> _WORK INSTRUCTION_
Since the entries below must stay intact, return each one exactly.

Segment Start: MATERIAL PROVIDED

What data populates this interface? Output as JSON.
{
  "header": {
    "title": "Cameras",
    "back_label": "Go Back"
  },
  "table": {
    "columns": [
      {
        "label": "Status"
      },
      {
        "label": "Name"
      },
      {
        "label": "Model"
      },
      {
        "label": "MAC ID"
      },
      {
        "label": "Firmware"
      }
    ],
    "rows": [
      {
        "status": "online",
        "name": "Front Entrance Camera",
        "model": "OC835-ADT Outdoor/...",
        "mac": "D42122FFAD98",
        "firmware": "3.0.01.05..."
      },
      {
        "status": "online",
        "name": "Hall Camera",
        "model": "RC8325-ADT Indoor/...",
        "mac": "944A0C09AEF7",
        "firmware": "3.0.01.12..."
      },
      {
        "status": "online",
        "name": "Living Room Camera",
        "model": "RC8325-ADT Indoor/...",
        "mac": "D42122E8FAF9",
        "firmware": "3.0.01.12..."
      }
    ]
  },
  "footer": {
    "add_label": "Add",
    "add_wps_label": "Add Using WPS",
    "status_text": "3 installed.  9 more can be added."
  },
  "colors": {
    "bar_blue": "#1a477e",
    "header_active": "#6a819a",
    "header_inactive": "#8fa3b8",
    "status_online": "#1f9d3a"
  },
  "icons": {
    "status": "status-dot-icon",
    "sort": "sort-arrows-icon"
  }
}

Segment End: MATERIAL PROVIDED

> _TASK OUTPUT_
What data populates this interface? Output as JSON.
{
  "header": {
    "title": "Cameras",
    "back_label": "Go Back"
  },
  "table": {
    "columns": [
      {
        "label": "Status"
      },
      {
        "label": "Name"
      },
      {
        "label": "Model"
      },
      {
        "label": "MAC ID"
      },
      {
        "label": "Firmware"
      }
    ],
    "rows": [
      {
        "status": "online",
        "name": "Front Entrance Camera",
        "model": "OC835-ADT Outdoor/...",
        "mac": "D42122FFAD98",
        "firmware": "3.0.01.05..."
      },
      {
        "status": "online",
        "name": "Hall Camera",
        "model": "RC8325-ADT Indoor/...",
        "mac": "944A0C09AEF7",
        "firmware": "3.0.01.12..."
      },
      {
        "status": "online",
        "name": "Living Room Camera",
        "model": "RC8325-ADT Indoor/...",
        "mac": "D42122E8FAF9",
        "firmware": "3.0.01.12..."
      }
    ]
  },
  "footer": {
    "add_label": "Add",
    "add_wps_label": "Add Using WPS",
    "status_text": "3 installed.  9 more can be added."
  },
  "colors": {
    "bar_blue": "#1a477e",
    "header_active": "#6a819a",
    "header_inactive": "#8fa3b8",
    "status_online": "#1f9d3a"
  },
  "icons": {
    "status": "status-dot-icon",
    "sort": "sort-arrows-icon"
  }
}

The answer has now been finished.